Only the lines of the data holding the string "true" need to be returned.

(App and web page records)
*-*-*

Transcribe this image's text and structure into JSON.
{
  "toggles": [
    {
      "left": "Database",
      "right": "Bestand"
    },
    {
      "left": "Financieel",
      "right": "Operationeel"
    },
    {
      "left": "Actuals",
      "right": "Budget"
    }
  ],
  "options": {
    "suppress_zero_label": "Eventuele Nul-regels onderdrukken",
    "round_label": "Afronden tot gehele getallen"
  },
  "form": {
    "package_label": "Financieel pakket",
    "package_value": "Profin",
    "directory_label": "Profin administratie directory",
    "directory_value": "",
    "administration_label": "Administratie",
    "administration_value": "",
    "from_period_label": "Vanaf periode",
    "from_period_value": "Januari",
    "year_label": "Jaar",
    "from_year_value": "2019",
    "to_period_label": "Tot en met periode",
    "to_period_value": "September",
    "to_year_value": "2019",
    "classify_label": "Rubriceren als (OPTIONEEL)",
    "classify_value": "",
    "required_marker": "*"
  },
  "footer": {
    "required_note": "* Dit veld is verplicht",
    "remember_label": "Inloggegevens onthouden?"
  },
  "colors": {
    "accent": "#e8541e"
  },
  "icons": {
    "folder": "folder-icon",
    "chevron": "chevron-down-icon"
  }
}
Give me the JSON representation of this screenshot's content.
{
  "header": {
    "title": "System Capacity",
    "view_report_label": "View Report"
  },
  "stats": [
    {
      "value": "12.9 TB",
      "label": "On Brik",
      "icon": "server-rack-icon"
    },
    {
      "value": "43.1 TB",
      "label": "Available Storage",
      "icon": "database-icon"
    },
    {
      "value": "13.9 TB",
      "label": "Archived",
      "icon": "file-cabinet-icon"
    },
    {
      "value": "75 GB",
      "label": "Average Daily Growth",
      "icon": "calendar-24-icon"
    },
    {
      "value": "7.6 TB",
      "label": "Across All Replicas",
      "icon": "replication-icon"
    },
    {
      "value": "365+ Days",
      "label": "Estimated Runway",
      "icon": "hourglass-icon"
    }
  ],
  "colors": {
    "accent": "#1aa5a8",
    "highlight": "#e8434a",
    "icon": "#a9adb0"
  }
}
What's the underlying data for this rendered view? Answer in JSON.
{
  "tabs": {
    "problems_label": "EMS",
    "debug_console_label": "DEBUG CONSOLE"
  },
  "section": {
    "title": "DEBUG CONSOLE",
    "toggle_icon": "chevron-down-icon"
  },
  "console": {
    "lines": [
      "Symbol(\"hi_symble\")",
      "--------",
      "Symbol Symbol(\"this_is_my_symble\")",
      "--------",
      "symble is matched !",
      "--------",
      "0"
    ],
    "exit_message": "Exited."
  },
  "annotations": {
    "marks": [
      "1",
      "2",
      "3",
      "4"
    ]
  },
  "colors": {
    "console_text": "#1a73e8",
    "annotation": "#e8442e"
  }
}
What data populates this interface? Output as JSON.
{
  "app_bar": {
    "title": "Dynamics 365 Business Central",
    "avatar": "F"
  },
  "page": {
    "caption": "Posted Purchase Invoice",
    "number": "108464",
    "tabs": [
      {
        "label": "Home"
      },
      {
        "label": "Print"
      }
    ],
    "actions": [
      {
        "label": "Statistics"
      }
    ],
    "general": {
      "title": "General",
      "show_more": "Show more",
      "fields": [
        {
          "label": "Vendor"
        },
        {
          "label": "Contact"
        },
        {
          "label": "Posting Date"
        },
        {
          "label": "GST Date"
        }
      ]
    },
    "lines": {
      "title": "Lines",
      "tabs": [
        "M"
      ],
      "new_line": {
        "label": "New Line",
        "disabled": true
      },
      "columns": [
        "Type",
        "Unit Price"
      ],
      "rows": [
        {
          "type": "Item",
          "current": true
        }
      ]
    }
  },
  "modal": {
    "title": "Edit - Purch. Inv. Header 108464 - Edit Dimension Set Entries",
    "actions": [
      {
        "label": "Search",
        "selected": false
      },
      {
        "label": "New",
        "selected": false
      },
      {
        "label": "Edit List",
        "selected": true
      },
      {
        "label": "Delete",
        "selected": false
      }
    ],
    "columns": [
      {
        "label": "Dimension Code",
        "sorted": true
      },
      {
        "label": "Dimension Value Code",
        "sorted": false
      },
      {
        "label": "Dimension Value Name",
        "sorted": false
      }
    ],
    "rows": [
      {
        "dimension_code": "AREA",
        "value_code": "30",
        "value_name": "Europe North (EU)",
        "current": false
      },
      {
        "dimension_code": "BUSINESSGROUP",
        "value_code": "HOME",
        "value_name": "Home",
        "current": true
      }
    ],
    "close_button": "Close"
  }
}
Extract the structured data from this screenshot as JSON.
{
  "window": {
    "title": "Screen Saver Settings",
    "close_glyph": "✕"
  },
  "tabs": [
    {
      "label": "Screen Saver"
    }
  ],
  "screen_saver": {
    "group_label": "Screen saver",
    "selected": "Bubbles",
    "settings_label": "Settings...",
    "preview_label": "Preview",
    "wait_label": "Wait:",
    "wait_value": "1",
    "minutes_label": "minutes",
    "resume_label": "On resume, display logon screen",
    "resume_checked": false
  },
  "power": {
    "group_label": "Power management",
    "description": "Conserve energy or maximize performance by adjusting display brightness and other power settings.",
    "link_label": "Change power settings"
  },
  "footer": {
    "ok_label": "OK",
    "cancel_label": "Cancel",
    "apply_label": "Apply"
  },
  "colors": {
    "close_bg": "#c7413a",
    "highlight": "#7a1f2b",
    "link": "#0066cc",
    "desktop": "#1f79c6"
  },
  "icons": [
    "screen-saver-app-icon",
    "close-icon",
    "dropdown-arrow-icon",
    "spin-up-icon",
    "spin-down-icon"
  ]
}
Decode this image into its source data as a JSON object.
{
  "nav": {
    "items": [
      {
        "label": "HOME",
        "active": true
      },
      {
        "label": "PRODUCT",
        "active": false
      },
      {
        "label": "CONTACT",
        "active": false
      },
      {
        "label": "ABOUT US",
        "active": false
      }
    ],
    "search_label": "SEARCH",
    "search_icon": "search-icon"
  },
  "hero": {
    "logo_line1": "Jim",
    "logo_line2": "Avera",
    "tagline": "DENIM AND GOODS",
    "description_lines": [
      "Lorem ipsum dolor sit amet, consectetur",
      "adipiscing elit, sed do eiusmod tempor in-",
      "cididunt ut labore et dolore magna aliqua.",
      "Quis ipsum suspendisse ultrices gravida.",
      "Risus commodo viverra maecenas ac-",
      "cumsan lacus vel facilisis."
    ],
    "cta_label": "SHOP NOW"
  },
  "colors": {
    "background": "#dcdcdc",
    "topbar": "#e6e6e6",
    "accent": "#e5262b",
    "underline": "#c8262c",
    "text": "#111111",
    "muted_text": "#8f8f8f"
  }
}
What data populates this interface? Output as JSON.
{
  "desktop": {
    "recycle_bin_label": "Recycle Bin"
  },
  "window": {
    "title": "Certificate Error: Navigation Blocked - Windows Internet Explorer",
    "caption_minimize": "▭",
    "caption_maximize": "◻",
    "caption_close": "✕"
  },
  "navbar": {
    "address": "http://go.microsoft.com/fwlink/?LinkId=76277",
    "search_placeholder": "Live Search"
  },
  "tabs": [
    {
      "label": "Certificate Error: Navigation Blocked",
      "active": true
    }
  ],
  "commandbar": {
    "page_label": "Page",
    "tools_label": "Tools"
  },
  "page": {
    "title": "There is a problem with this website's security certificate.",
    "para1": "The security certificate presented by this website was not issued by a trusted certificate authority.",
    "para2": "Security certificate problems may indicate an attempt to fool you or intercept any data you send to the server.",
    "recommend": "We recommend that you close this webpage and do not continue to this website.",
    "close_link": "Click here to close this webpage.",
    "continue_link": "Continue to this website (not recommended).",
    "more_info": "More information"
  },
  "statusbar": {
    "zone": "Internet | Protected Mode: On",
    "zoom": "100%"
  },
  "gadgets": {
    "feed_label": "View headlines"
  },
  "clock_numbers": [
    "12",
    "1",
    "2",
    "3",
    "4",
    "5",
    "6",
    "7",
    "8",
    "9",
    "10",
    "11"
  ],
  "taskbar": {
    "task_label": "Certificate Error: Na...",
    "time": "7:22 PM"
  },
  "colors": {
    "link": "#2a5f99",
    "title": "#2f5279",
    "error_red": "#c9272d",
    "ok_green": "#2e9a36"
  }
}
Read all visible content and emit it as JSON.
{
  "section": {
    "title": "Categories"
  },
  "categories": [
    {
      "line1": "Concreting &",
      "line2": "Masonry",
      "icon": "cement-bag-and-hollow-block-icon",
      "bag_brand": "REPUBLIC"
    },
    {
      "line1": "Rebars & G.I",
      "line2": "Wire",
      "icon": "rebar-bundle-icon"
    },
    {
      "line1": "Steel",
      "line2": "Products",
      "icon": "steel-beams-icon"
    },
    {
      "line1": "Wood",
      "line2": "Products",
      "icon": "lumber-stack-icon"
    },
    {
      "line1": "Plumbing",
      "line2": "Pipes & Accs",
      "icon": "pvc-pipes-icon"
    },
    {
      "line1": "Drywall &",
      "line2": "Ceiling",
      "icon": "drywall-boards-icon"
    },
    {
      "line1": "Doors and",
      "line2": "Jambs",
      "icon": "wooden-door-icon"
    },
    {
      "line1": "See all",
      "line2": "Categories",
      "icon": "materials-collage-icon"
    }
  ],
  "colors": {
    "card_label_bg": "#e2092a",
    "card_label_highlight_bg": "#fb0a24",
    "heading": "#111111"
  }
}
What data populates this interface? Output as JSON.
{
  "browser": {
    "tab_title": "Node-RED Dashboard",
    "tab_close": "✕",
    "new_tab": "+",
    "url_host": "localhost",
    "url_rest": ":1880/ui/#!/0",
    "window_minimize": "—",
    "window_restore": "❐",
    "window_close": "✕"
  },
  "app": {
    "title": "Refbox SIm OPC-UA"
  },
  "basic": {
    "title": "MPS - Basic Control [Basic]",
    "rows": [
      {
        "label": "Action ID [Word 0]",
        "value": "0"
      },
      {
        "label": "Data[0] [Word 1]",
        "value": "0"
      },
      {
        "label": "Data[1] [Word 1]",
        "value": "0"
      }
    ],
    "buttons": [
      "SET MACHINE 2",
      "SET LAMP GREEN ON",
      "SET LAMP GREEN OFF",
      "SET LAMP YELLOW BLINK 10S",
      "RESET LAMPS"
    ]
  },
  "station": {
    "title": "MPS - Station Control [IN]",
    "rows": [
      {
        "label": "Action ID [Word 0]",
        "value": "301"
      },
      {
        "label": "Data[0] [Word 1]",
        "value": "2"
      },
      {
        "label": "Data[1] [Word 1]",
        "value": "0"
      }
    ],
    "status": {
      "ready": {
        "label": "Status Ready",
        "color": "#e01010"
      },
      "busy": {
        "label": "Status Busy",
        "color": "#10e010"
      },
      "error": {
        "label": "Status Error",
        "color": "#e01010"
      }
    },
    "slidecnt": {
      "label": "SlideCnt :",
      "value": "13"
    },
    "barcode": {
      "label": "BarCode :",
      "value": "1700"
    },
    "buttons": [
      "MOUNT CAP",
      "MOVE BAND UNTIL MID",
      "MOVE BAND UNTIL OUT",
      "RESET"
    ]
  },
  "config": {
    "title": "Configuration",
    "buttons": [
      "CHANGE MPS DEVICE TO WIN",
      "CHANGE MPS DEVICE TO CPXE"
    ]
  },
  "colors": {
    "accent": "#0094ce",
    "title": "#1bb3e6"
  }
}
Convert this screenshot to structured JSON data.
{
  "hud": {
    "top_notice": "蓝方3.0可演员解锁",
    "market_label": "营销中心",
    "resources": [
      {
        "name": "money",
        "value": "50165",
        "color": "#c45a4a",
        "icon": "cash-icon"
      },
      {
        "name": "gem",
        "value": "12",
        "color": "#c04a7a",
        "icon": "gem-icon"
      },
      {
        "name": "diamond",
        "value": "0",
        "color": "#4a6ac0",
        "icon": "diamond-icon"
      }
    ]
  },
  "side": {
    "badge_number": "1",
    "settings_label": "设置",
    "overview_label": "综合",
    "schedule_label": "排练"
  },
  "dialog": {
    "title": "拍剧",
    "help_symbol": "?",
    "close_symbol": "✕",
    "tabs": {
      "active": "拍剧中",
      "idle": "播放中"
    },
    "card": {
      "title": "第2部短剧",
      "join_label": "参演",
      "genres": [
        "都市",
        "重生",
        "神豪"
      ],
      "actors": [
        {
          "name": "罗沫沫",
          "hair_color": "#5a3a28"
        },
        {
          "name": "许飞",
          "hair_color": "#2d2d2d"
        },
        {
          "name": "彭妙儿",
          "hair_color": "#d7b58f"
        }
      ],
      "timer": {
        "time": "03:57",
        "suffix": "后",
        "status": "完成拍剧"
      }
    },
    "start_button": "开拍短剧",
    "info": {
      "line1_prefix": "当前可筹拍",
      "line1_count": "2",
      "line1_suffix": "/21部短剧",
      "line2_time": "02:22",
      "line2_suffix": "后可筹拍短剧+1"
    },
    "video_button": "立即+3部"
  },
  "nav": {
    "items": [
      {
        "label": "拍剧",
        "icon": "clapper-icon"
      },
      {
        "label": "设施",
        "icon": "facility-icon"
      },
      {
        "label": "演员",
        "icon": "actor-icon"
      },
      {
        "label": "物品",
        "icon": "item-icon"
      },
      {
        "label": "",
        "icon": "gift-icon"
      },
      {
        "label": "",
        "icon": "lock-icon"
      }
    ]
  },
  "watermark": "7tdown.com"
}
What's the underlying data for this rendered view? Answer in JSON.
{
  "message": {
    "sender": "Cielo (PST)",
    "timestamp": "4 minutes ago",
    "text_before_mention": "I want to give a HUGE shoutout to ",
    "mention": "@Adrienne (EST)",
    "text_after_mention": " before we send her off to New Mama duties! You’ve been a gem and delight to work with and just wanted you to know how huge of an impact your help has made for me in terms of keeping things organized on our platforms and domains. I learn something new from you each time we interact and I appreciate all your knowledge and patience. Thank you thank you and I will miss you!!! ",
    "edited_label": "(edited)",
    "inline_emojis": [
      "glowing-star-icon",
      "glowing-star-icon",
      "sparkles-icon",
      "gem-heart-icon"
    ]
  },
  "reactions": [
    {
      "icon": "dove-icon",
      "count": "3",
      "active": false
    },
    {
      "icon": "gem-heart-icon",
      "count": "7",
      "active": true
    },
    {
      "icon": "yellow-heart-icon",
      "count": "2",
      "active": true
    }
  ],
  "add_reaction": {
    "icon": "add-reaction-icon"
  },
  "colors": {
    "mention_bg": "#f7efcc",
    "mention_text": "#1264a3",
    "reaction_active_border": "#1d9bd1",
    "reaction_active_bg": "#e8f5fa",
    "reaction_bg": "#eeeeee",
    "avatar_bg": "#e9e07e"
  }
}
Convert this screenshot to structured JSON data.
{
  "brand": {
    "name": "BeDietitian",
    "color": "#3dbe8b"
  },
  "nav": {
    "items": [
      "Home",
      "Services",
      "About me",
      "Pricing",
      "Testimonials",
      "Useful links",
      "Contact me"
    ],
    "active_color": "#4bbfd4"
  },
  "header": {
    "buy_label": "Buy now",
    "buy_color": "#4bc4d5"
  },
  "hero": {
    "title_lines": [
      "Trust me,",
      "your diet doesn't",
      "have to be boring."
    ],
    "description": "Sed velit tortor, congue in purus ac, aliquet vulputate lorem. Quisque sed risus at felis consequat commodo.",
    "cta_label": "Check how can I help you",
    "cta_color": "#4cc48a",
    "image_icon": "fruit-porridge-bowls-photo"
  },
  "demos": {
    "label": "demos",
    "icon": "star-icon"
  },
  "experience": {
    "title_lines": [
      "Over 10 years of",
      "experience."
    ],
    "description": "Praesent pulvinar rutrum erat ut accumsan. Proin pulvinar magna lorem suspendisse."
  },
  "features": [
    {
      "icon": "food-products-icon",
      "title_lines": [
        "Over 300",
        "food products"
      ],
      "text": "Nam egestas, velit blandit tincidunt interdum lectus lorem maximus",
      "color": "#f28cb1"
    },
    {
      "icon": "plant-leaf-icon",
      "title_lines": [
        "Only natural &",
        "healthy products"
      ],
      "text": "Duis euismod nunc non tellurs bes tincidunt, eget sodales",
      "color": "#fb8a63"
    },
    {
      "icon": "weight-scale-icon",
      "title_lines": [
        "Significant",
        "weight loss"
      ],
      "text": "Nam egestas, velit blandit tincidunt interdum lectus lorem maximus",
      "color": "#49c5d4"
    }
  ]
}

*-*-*

- _RESULT OF THE EXERCISE_:
        "disabled": true
          "current": true
        "selected": true
        "sorted": true
        "current": true
        "active": true
      "active": true
      "active": true
      "active": true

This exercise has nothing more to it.